[First, Socrates shows absolutely no fear in his dealing with Athens, not at his imminent arrest, at his trial, or at his execution. Faced with the alternative to escape, Socrates chooses to die for the sake of philosophy and his own glorious immortality. But Socrates notes a bit about his age, that it had something to do with the acceptance of death. However, the Athenian Stranger answers the riddle of where Socrates would go had he escaped. Socrates would have gone to Crete, the oldest of the Greeks where he would have examined their laws and their relationship to the other Greeks who came afterwards.

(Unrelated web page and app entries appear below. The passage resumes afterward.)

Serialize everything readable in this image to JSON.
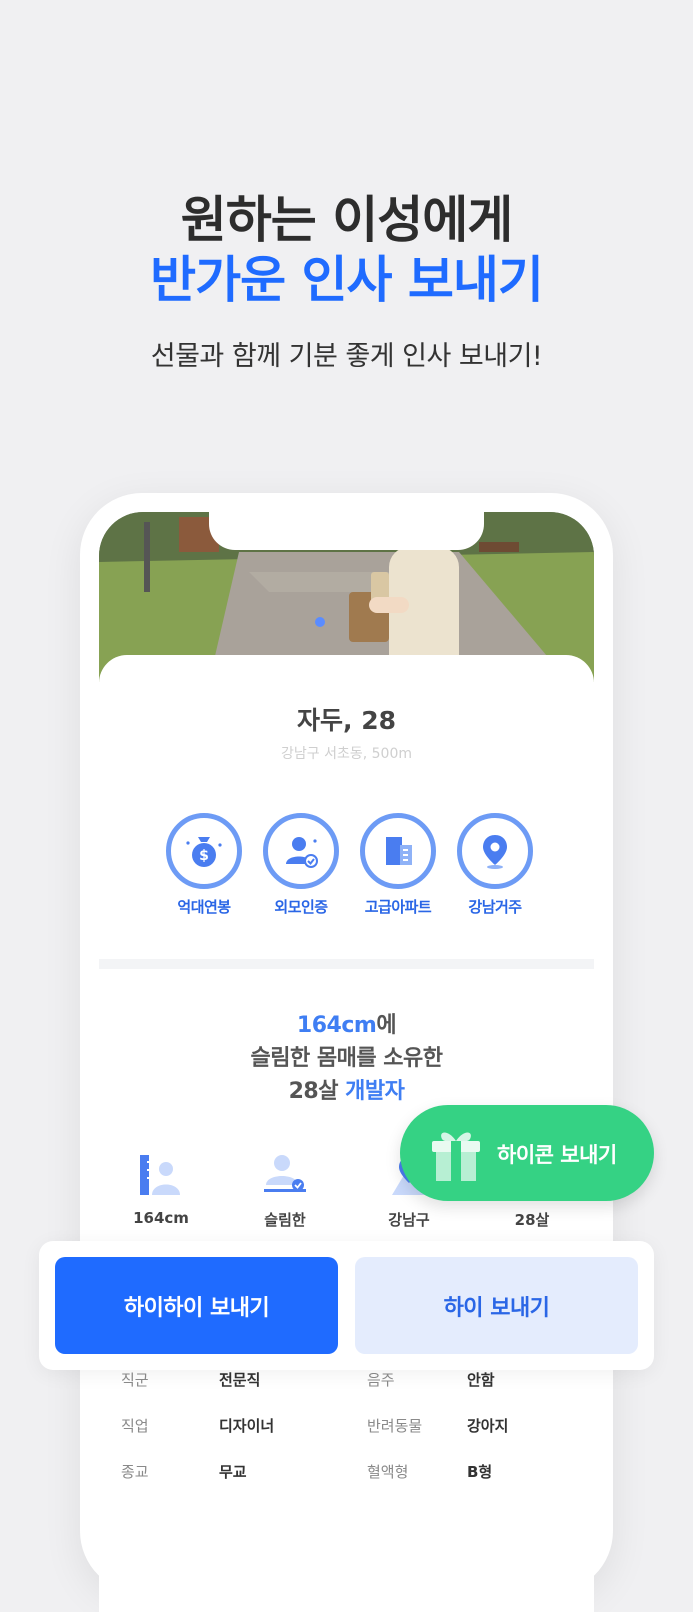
{
  "hero": {
    "title_line1": "원하는 이성에게",
    "title_line2": "반가운 인사 보내기",
    "subtitle": "선물과 함께 기분 좋게 인사 보내기!"
  },
  "profile": {
    "name_age": "자두, 28",
    "location": "강남구 서초동, 500m",
    "photo_page_index": 1,
    "badges": [
      {
        "label": "억대연봉",
        "icon": "money-bag-icon"
      },
      {
        "label": "외모인증",
        "icon": "verified-person-icon"
      },
      {
        "label": "고급아파트",
        "icon": "apartment-icon"
      },
      {
        "label": "강남거주",
        "icon": "location-pin-icon"
      }
    ],
    "description": {
      "height": "164cm",
      "height_suffix": "에",
      "line2": "슬림한 몸매를 소유한",
      "age": "28살",
      "job": "개발자"
    },
    "stats": [
      {
        "label": "164cm",
        "icon": "height-ruler-icon"
      },
      {
        "label": "슬림한",
        "icon": "body-slim-icon"
      },
      {
        "label": "강남구",
        "icon": "location-icon"
      },
      {
        "label": "28살",
        "icon": "age-icon"
      }
    ],
    "info": [
      {
        "label": "직군",
        "value": "전문직",
        "label2": "음주",
        "value2": "안함"
      },
      {
        "label": "직업",
        "value": "디자이너",
        "label2": "반려동물",
        "value2": "강아지"
      },
      {
        "label": "종교",
        "value": "무교",
        "label2": "혈액형",
        "value2": "B형"
      }
    ]
  },
  "gift_button": {
    "label": "하이콘 보내기",
    "icon": "gift-icon"
  },
  "actions": {
    "primary": "하이하이 보내기",
    "secondary": "하이 보내기"
  },
  "colors": {
    "brand_blue": "#1f6bff",
    "gift_green": "#35d284",
    "badge_ring": "#6d9bf5"
  }
}
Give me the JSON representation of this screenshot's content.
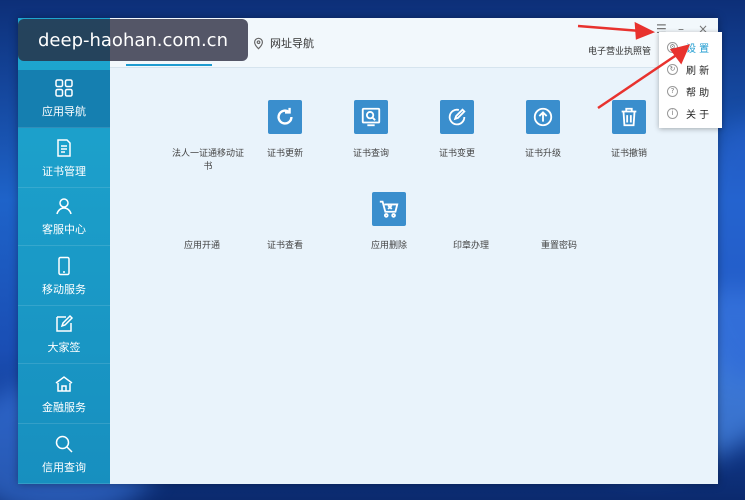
{
  "watermark": "deep-haohan.com.cn",
  "sidebar": {
    "items": [
      {
        "label": "应用导航",
        "icon": "grid-icon"
      },
      {
        "label": "证书管理",
        "icon": "document-icon"
      },
      {
        "label": "客服中心",
        "icon": "user-icon"
      },
      {
        "label": "移动服务",
        "icon": "phone-icon"
      },
      {
        "label": "大家签",
        "icon": "edit-icon"
      },
      {
        "label": "金融服务",
        "icon": "bank-icon"
      },
      {
        "label": "信用查询",
        "icon": "search-icon"
      }
    ]
  },
  "topbar": {
    "url_nav_label": "网址导航",
    "license_link": "电子营业执照管"
  },
  "apps": {
    "row1": [
      {
        "label": "法人一证通移动证书",
        "icon": "none"
      },
      {
        "label": "证书更新",
        "icon": "refresh-icon"
      },
      {
        "label": "证书查询",
        "icon": "search-doc-icon"
      },
      {
        "label": "证书变更",
        "icon": "edit-circle-icon"
      },
      {
        "label": "证书升级",
        "icon": "upgrade-icon"
      },
      {
        "label": "证书撤销",
        "icon": "trash-icon"
      }
    ],
    "row2": [
      {
        "label": "应用开通",
        "icon": "none"
      },
      {
        "label": "证书查看",
        "icon": "none"
      },
      {
        "label": "应用删除",
        "icon": "cart-delete-icon"
      },
      {
        "label": "印章办理",
        "icon": "none"
      },
      {
        "label": "重置密码",
        "icon": "none"
      }
    ]
  },
  "dropdown": {
    "items": [
      {
        "label": "设 置",
        "icon": "settings-icon"
      },
      {
        "label": "刷 新",
        "icon": "refresh-icon"
      },
      {
        "label": "帮 助",
        "icon": "help-icon"
      },
      {
        "label": "关 于",
        "icon": "info-icon"
      }
    ]
  },
  "colors": {
    "sidebar": "#1ea6cf",
    "accent": "#1e9bd0",
    "tile": "#3a8ecd",
    "arrow": "#e8322e"
  }
}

[What is characteristic of Socrates is not characteristic of the ascetic. Socrates never resorts to any deceptions to save himself. Socrates predicates self-preservation on making the city accept the truth of his assertions. Socrates keeps himself out in the open throughout, while the ascetic runs away. While the ascetic is reputed to be truthful, Socrates clearly is. Socrates’s reputation is much more controversial. The cause of his trial includes allegations of hubris or bringing in new gods—impiousness. The ascetic is reputed to be pious.
[Both men, however, incur the wrath of their tyrant or the city. It appears that the ascetic inflamed the tyrant, because of his piety. The tyrant probably interpreted the ascetic’s religious work as a political threat to his rule. In Socrates’s case, however, the city sees Socrates as undermining the city’s morality and laws. In other words, the pious ascetic is faithful to his religion; Socrates is not. Socrates, accused of undermining the laws of Athens, dies upholding the law. The old pious ascetic flees for his life while breaking the law. Socrates was an historical figure, while it is not clear that the pious old ascetic is.]
This notion is one of the secrets of his books.
[Of course, this sentence is highly suspicious. If Plato wanted to keep a secret, he would do so and no one would know. So, there is no secret, because Farabi knows what Plato did. In fact, anyone who reads Plato carefully will know what Plato did. To say that Plato has secrets, however, is a kind of safety term. It makes the reader hesitate about Plato, not to judge him immediately, and to encourage curiosity. If one seeks the secrets, then one might actually learn something.]
Moreover, no one is able to understand what he states openly and what he states symbolically or in riddles unless he is trained in that art itself, and no one will be able to distinguish the two unless he is skilled in the discipline that is being discussed. This is how his discussion proceeds in the Laws.
[Thus, by believing that Plato has secrets means that one has to train oneself in reading and finding out what the secrets are. What that means is that there are secrets, but what the true secrets are are not necessarily what one would believe to be secret. Of course, one trains by reading carefully and at the same time one trains oneself in moderation and other virtues. The very serious reading of the work is the training of the mind and the soul.]
In the present book we have resolved upon extracting the notions to which he alluded in that book and grouping them together, following the order of the Discourses it contains, so that the present book may become an aid to whomever wants to know that book and sufficient for whomever cannot bear the hardship of study and reflection. God accommodates [to] what is right.
[Farabi then proceeds with the explanation of the dialogue. It must be said that his reading of the Platonic text is not precisely what Plato wrote. So, we must assume that there is an intent that is beyond Plato’s in Farabi’s text. He is using Plato in much the same way he used the ascetic at times. Not everything he writes is simply commentary on what Plato wrote. As Farabi says, “God accommodates…”]